If you have an eye for a strong pattern, if you recognise an iconic design, you will know an Orla Kiely piece when you see it. Crammed with colour and deceptively simple, Kiely’s patterns adorn hats and handbags, scarves and record sleeves, a Citroën and a sleek pair of shoes. They feature on John Lewis shelves, in Japanese boutiques and the front cover of the Design Museum’s Fifty Bags that Changed the World – you can’t get much more lauded than that in the fashion world!

The new exhibition at the Dovecot is by no means a straightforward collection of items from an artist’s dusty back room. Care, attention and creativity has gone into the concept of the exhibition, developing organically through various stages, as has Kiely’s internationally famous business. It is a brightly curated show with plenty of space to stand back and admire the larger-than-life-size dresses hanging as if in a massive wardrobe, replicated in a set of miniature stick dolls with names like Agatha and Ivy.

Colour and print are at the centre of both Kiely’s life and success. After being encouraged at her convent school by the art teacher, Kiely won a place at the National College of Art and Design in her native Dublin. After a sojourn in New York where she honed her craft painstakingly mixing precisely the right paint shade, she wanted to learn about knitted textiles and attended the Royal Society for the encouragement of Arts, Manufactures and  Commerce (RSA) in London ”where you can go in with one idea and come out something completely different; where you can find yourself.” In 2011 she became an Honorary OBE and in 2017 was made Senior Fellow of the RSA.

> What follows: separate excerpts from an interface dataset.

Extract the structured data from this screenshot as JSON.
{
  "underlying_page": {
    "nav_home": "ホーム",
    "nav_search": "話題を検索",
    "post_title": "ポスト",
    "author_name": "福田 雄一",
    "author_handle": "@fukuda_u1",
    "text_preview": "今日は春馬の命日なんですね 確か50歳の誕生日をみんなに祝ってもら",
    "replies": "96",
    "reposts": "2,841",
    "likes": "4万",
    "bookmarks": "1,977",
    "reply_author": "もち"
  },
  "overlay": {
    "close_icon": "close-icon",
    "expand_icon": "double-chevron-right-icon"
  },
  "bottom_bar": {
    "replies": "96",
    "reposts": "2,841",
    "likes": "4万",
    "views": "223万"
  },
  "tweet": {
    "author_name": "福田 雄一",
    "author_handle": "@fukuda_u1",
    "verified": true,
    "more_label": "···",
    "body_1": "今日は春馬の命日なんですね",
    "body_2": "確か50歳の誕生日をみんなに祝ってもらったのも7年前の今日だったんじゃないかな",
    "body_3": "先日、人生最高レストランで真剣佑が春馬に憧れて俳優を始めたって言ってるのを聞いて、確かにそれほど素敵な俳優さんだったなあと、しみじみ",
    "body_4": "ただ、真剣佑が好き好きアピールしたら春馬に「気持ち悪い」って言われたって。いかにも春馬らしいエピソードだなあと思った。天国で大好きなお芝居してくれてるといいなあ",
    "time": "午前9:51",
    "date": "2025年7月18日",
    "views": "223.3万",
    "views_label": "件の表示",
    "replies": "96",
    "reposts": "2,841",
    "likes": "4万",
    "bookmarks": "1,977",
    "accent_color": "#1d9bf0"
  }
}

The exhibition is organised by the Fashion & Textile Museum and starts with the Print Library. Panels of natural, especially floral images in a broad palette range from turquoise to olive, and sunshine to the classic orange of the ’60s childhood home. Scarlet discs amidst petals of muted blues bring to mind Dick Bruna‘s Miffy illustrations which were popular with young readers of the late 1960s. A collection of retro design which ‘yearns for certainty in tumultuous times’, as the information panel put it; but look closely and the viewer will also discover an intelligence of design which bears living with on a day-to-day basis. Upended owls fit together nicely, playful juxtapositions of original shapes create something new: a peacock tail of flower stalks, parachutes made from petals, apples with flower cores, and somehow they lend themselves equally to dress fabric as to place mat.

Around the corner is the Wall of Bags and opposite this a set of V&A clothes stands inspired by the mid to late decades of the 20th century. Glorious auburn zigzags, organza baby blue collar, and a raincoat made of the ubiquitous PVC (or tablecloth material). There is also a dated looking bathing costume to die for!

Like many artists, Orla Kiely represents herself within and through her work rather than through words in the exhibition. Let the vibrancy and clarity of colour speak for her, and allow the focus and precision with which she has built her signature and brand do the talking.